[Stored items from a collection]
╭──
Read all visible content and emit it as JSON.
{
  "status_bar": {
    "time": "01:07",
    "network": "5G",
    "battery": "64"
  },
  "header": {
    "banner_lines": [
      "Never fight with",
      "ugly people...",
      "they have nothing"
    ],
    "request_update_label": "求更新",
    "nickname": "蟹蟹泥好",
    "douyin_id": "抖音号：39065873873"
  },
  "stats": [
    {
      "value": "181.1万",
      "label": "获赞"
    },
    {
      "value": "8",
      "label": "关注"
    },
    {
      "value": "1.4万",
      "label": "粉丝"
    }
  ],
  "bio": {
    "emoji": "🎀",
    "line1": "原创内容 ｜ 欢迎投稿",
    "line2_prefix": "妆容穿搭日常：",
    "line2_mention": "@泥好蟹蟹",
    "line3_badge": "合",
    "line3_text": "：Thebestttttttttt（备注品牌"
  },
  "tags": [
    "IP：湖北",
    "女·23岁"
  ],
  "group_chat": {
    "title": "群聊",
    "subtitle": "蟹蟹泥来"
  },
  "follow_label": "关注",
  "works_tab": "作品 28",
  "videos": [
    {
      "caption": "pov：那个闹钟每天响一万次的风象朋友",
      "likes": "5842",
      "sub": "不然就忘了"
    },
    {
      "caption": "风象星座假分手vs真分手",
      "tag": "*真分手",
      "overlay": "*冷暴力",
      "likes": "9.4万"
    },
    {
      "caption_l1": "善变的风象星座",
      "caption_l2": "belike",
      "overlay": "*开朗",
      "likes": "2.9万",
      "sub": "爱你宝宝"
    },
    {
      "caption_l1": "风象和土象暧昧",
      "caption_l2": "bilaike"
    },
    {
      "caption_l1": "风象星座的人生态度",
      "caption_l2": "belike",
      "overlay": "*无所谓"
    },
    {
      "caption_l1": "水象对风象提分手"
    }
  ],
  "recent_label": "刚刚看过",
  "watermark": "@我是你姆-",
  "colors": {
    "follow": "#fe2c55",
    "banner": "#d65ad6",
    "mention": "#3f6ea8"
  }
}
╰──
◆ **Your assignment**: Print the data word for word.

◆ **Exercise output**:
Read all visible content and emit it as JSON.
{
  "status_bar": {
    "time": "01:07",
    "network": "5G",
    "battery": "64"
  },
  "header": {
    "banner_lines": [
      "Never fight with",
      "ugly people...",
      "they have nothing"
    ],
    "request_update_label": "求更新",
    "nickname": "蟹蟹泥好",
    "douyin_id": "抖音号：39065873873"
  },
  "stats": [
    {
      "value": "181.1万",
      "label": "获赞"
    },
    {
      "value": "8",
      "label": "关注"
    },
    {
      "value": "1.4万",
      "label": "粉丝"
    }
  ],
  "bio": {
    "emoji": "🎀",
    "line1": "原创内容 ｜ 欢迎投稿",
    "line2_prefix": "妆容穿搭日常：",
    "line2_mention": "@泥好蟹蟹",
    "line3_badge": "合",
    "line3_text": "：Thebestttttttttt（备注品牌"
  },
  "tags": [
    "IP：湖北",
    "女·23岁"
  ],
  "group_chat": {
    "title": "群聊",
    "subtitle": "蟹蟹泥来"
  },
  "follow_label": "关注",
  "works_tab": "作品 28",
  "videos": [
    {
      "caption": "pov：那个闹钟每天响一万次的风象朋友",
      "likes": "5842",
      "sub": "不然就忘了"
    },
    {
      "caption": "风象星座假分手vs真分手",
      "tag": "*真分手",
      "overlay": "*冷暴力",
      "likes": "9.4万"
    },
    {
      "caption_l1": "善变的风象星座",
      "caption_l2": "belike",
      "overlay": "*开朗",
      "likes": "2.9万",
      "sub": "爱你宝宝"
    },
    {
      "caption_l1": "风象和土象暧昧",
      "caption_l2": "bilaike"
    },
    {
      "caption_l1": "风象星座的人生态度",
      "caption_l2": "belike",
      "overlay": "*无所谓"
    },
    {
      "caption_l1": "水象对风象提分手"
    }
  ],
  "recent_label": "刚刚看过",
  "watermark": "@我是你姆-",
  "colors": {
    "follow": "#fe2c55",
    "banner": "#d65ad6",
    "mention": "#3f6ea8"
  }
}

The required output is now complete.